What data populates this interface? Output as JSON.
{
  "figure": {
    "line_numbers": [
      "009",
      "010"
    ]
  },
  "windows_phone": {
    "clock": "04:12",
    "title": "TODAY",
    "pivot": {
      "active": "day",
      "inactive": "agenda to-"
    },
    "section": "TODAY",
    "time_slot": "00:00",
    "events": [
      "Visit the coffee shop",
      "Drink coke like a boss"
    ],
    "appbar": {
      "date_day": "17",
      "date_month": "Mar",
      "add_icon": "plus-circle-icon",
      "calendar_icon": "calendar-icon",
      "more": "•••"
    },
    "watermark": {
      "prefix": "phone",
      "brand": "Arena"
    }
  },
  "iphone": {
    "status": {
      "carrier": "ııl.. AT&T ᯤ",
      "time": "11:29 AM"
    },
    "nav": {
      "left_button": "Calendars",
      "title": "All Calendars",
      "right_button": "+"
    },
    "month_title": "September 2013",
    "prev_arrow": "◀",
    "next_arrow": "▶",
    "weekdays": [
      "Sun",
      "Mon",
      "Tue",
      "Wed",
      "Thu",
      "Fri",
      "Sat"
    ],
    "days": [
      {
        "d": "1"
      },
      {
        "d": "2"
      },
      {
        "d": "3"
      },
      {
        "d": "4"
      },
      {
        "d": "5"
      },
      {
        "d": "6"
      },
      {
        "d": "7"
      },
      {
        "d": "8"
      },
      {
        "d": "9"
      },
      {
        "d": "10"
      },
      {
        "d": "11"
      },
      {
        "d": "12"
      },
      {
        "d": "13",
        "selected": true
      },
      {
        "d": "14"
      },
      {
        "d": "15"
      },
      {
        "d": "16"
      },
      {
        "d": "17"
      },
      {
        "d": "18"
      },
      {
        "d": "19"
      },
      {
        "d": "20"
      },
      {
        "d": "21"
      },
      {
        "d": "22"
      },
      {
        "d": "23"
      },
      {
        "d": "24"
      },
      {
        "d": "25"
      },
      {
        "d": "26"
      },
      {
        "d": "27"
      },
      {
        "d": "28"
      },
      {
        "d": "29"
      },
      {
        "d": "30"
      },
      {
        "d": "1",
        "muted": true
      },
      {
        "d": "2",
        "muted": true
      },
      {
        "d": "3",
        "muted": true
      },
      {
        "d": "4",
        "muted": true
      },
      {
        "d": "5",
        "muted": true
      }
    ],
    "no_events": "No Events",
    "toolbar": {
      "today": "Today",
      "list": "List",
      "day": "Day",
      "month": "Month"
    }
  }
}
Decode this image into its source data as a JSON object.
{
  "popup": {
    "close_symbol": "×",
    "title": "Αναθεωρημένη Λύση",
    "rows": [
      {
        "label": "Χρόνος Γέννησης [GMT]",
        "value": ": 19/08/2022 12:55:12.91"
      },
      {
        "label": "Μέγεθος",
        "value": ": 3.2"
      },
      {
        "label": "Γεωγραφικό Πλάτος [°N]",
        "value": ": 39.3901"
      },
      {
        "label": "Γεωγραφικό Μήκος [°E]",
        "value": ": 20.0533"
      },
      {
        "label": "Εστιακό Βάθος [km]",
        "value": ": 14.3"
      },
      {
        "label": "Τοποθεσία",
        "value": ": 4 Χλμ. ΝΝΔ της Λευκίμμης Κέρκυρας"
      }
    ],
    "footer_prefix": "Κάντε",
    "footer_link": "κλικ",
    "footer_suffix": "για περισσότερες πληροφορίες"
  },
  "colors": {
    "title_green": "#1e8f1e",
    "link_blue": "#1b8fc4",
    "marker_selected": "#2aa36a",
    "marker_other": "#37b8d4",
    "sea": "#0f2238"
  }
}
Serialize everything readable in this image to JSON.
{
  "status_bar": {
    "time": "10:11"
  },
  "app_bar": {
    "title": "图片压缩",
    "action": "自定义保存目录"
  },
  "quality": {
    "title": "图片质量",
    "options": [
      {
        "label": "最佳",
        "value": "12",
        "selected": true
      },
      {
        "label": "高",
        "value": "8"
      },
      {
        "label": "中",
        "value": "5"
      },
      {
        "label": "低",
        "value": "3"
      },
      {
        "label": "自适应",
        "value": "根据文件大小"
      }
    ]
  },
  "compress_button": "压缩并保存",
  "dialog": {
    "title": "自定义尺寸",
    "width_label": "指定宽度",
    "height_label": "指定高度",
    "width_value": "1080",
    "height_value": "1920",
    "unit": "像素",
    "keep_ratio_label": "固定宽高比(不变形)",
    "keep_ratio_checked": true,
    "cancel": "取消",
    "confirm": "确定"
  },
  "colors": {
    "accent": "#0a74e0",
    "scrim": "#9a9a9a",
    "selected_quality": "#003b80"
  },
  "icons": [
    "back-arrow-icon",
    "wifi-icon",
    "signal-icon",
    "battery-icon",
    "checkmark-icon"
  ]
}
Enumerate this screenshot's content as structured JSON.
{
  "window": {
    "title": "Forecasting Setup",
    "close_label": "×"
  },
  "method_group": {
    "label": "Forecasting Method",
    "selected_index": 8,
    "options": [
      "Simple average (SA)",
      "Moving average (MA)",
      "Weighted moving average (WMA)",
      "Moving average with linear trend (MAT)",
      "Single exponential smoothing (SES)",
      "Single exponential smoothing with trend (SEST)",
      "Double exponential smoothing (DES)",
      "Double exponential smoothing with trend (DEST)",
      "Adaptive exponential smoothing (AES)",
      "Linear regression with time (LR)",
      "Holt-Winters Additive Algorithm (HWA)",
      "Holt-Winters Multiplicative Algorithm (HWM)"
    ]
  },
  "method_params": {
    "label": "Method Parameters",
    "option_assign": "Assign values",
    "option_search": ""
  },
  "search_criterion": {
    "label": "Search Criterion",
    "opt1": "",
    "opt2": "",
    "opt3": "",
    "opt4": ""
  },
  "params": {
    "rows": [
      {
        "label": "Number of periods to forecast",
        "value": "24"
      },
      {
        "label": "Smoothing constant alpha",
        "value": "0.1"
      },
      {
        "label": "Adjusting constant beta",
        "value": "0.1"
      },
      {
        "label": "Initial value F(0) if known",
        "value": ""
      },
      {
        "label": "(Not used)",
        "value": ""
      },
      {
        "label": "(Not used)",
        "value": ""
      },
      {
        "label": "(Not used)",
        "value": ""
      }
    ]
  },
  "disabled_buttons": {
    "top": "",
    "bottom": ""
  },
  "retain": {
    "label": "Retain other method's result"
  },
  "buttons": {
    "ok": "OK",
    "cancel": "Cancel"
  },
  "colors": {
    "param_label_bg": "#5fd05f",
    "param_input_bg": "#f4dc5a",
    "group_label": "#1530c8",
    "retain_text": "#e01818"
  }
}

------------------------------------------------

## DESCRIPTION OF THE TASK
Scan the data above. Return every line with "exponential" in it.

## TASK SOLUTION
      "Single exponential smoothing (SES)",
      "Single exponential smoothing with trend (SEST)",
      "Double exponential smoothing (DES)",
      "Double exponential smoothing with trend (DEST)",
      "Adaptive exponential smoothing (AES)",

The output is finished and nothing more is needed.